A more traditional holiday concert with Bill Bastian and the Highland Quartet was presented by the United Protestant Church in Morgan Park on Sunday afternoon, Dec. 18.

An annual event that dates back 30 years, it had been on hiatus the past couple years due to COVID. The church was beautifully decorated and filled to capacity, with many of these folks seeking a more religious expression of Christmas.

The song selection did not disappoint, with Bastian’s tenor voice filling the sanctuary with favorite Christmas hymns, beginning with “Come All Ye Faithful.”

The Highland Quartet, consisting of Duluth Superior Symphony Orchestra members Steve Highland and Laurie Bastian on violins, Betsy Husby on cello and Ron Kari on viola, provided accompaniment to Bastian. It also played several seasonal instrumental pieces (“Winter Wonderland,” “Deck the Halls” and “The First Noel”) besides beautiful pieces by Franz Joseph Haydn and Antonín Dvorák.

Several sing-alongs were included in the program, which had me hearkening back to my days in the church choir of my youth.

And speaking of “Youth,” it is one of those words that rhyme with Duluth and is included in a song I was unaware of until now – Merv Griffin’s composition, “Christmas City.”

Beyond the quality of the musicians, the acoustics of church were perfect for the unamplified strings and Bastian’s vocals.

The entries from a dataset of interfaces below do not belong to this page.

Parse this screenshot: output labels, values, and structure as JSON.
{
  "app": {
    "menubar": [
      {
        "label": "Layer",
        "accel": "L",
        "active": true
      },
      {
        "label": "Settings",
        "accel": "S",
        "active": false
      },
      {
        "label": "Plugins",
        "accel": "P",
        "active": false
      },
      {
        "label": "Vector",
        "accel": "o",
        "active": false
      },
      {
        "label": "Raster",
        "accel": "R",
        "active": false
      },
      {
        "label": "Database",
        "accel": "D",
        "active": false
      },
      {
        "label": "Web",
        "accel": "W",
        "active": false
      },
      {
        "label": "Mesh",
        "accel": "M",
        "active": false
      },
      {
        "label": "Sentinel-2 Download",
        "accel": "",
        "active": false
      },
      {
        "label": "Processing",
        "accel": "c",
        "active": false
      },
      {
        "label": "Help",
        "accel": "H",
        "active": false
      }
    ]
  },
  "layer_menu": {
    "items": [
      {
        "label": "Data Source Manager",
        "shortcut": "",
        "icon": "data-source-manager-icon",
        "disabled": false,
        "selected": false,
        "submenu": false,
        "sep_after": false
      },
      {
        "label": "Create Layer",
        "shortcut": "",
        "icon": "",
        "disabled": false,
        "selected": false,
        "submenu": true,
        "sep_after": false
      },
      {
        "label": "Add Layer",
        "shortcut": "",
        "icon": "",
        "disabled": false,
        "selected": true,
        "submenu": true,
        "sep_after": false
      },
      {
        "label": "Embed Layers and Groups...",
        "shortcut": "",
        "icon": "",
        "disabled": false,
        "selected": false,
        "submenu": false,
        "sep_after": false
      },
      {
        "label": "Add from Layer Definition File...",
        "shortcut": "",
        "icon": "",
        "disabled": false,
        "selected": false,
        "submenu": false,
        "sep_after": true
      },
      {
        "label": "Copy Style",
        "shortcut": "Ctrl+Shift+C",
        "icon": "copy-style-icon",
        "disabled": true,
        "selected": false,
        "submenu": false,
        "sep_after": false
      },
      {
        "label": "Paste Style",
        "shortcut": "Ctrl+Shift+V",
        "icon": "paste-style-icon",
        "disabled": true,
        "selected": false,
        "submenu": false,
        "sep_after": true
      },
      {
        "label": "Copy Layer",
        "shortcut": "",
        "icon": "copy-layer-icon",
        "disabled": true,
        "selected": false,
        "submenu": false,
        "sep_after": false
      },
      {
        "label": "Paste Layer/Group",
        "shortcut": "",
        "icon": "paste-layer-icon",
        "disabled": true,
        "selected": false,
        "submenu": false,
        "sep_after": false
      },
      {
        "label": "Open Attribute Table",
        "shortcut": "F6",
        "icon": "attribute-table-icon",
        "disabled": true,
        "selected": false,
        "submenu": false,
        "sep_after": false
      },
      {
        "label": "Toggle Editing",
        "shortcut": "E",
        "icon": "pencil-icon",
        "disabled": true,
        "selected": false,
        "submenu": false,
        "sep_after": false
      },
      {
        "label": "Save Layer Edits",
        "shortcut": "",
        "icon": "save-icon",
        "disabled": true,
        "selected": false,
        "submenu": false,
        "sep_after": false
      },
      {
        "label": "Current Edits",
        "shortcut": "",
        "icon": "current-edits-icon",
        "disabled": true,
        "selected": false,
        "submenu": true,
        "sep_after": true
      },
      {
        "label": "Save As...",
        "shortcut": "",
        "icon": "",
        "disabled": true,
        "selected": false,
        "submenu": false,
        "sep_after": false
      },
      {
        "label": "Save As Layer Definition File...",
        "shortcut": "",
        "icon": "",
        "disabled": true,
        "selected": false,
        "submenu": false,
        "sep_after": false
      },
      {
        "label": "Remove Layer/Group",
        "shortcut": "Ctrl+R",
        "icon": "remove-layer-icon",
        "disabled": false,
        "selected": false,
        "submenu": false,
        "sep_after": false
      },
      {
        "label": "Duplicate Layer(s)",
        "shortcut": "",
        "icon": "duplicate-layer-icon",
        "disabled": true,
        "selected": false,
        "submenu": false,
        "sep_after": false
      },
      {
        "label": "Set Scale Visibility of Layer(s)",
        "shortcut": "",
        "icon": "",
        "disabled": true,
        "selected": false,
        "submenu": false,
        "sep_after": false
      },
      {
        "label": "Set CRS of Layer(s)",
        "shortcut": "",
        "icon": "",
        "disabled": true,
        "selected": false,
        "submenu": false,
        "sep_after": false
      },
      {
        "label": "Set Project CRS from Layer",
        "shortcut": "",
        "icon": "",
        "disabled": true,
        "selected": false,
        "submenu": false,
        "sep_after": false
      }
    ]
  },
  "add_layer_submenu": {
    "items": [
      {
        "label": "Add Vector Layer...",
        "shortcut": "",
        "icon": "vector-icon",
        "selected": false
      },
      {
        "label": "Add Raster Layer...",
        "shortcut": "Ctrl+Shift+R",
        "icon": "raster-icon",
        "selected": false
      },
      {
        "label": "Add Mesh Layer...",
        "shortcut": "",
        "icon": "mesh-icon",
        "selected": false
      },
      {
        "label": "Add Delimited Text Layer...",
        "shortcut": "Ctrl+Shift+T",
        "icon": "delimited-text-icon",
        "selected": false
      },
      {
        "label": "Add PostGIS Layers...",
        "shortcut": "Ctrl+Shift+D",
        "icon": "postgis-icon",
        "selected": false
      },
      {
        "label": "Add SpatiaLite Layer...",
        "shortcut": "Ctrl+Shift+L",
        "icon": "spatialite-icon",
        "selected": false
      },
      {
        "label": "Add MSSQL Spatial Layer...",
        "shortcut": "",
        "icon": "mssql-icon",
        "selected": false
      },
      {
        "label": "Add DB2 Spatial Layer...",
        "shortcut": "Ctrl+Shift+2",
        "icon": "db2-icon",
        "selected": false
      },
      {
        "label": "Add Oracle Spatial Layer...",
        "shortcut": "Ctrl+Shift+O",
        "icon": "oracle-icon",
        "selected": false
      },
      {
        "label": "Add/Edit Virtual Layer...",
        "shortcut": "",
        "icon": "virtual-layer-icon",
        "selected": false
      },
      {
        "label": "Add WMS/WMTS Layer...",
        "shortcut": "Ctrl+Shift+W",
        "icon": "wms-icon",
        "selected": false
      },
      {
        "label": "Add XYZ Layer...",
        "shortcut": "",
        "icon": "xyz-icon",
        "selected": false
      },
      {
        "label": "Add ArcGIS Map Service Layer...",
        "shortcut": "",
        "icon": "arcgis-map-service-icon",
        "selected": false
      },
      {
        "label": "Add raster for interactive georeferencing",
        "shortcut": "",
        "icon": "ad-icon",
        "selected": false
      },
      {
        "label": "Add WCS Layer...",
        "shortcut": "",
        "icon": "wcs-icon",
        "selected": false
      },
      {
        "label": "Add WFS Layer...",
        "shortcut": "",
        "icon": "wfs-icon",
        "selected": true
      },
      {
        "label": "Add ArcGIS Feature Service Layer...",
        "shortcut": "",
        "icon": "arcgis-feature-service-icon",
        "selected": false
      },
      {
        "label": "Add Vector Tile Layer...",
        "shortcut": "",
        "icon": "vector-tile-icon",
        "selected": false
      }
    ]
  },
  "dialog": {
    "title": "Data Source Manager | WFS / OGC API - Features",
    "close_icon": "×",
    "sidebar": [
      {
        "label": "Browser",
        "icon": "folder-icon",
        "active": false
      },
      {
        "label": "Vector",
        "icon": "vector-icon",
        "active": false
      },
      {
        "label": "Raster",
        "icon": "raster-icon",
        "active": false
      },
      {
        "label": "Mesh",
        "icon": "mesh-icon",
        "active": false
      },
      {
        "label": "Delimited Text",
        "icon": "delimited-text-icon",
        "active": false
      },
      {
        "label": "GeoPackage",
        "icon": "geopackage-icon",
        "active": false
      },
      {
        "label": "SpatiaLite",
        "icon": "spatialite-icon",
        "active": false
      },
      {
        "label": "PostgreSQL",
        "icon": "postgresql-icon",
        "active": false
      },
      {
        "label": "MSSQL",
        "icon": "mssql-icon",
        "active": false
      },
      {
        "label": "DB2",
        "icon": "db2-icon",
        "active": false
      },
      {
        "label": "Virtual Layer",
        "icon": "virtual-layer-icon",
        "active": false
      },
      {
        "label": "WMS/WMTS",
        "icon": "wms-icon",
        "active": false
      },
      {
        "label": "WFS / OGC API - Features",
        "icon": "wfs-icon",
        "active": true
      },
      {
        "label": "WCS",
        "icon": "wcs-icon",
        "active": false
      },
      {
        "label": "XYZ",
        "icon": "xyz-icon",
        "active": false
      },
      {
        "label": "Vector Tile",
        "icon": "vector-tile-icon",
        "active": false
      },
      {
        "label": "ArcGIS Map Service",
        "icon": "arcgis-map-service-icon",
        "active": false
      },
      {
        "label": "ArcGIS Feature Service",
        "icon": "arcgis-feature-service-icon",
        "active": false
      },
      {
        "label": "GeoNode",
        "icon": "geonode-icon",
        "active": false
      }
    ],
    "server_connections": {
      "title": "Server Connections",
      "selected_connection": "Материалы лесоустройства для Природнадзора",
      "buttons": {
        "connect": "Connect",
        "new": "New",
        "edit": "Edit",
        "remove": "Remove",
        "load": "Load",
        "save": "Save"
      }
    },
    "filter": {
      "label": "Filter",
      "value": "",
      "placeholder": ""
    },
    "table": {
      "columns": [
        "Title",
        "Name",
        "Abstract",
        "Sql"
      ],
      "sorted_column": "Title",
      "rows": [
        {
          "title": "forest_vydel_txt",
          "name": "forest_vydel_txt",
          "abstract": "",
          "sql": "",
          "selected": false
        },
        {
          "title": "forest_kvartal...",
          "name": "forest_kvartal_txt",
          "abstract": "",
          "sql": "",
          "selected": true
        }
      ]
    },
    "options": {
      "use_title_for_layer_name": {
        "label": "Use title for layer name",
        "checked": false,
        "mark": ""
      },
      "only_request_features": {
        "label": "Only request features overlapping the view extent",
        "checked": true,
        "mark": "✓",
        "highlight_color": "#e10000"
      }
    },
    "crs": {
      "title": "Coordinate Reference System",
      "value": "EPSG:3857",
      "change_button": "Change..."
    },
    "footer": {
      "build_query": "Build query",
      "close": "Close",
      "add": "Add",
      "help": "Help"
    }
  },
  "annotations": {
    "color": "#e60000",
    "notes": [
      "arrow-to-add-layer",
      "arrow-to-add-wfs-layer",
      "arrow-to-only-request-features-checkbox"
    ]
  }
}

These two concerts were the musical equivalent to comfort food, done just how you like it.

Happy Holiday’s, everyone!